Hobby to Samuel Cooper, March 25, 1918

Page 1

Women had no right to vote or participate in politics in early Texas. While a number of prominent individuals spoke out for women's rights, an organized suffrage movement was slow to get started. Finally, the movement began to gain momentum with the organization of woman suffrage societies in Austin and San Antonio, and in 1913 about 100 women from several Texas cities formed what would become known as the Texas Equal Suffrage Association (later the League of Women Voters).

Their task was a formidable one. Many people, including some women, still felt that "a woman's place is in the home." It was the man's job to protect women and to operate in the wider world. Participation in politics would make women coarse and crude and would threaten the family.

The suffragists battled these stereotypes at the grassroots, sponsoring lectures, forums, debates, and essay contests that showed how the right to vote would aid women in their traditional roles as wives, mothers, teachers, and working women. They advocated issues of special interest to women, such as better schools, playgrounds, parks, sanitation, and workplace safety. The suffragists marched in parades, operated booths at county fairs and department stores, went door-to-door, and lobbied legislators, congressmen, and newspapers. With the coming of World War I, they sponsored projects and activities on behalf of the war effort. While suffragists elsewhere were becoming more militant, chaining themselves to the White House gates and burning President Wilson in effigy, the Texas suffragists steered clear of confrontational tactics, believing they would backfire in the conservative state.

In the 1915 and 1917 legislative sessions, resolutions to give women the vote passed the Texas House but fell short of the two-thirds majority needed to amend the Texas constitution. Ironically, vehement opposition to women's suffrage came from Governor Ferguson (whose wife would later become Texas' first female governor). The suffragists actively supported the movement to impeach Ferguson, rightly believing that Lieutenant Governor Hobby was favorable to their cause.

In March 1918, a special session of the legislature gave women the right to vote in primary elections in Texas. In the first 17 days after the act passed, 386,000 women registered to vote. When the primary was held in July 1918, the women helped give Hobby a smashing victory and elected Annie Webb Blanton the first female officeholder in Texas as state superintendent of public instruction. Texas women finally won the right to vote in all elections when the Texas legislature ratified the Nineteenth Amendment to the Constitution in June 1919.

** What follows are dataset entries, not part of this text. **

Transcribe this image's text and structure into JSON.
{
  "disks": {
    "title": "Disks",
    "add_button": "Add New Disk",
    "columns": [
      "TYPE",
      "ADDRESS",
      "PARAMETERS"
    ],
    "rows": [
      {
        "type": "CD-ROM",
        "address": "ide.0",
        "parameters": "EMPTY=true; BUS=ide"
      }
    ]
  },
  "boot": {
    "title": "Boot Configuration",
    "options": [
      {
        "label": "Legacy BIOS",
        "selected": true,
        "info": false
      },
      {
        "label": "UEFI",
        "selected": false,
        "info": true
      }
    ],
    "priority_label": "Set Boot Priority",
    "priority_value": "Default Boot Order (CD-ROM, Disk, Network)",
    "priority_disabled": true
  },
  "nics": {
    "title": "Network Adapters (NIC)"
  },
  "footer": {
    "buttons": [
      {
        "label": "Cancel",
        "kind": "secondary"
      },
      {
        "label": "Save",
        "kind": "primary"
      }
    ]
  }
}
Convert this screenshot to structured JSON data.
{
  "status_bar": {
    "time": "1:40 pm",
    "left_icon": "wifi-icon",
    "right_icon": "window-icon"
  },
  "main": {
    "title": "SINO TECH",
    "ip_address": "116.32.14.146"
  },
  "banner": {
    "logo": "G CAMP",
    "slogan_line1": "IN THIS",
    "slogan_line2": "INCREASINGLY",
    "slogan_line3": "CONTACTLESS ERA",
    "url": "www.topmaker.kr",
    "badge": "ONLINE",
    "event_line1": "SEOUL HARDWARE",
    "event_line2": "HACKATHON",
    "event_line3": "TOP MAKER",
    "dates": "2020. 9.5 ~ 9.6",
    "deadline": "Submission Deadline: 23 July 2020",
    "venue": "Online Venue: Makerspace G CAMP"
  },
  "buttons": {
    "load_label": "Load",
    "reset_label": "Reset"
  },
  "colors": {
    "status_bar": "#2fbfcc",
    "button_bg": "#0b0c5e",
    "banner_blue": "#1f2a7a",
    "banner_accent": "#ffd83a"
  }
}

In this letter to his father-in-law, Samuel Bronson Cooper, Hobby reflects on the passage of the women's suffrage bill. Cooper was a former state senator and U.S. representative. In 1910, he had been appointed to Board of General Appraisers, a customs court that sat at New York. Hobby had married Cooper's daughter Willie in 1915. After her death in 1929, Hobby would marry Oveta Culp, who went on to lead the Women's Army Corps during World War II and serve in the cabinet of President Eisenhower.

Page 1 | Page 2 | "The Politics of Personality"

Hobby to Cooper, page 1

Page 1 | Page 2 | "The Politics of Personality"

Hobby to Samuel Cooper, March 25, 1918, Records of William P. Hobby, Texas Office of the Governor, Archives and Information Services Division, Texas State Library and Archives Commission.

Page last modified: March 30, 2011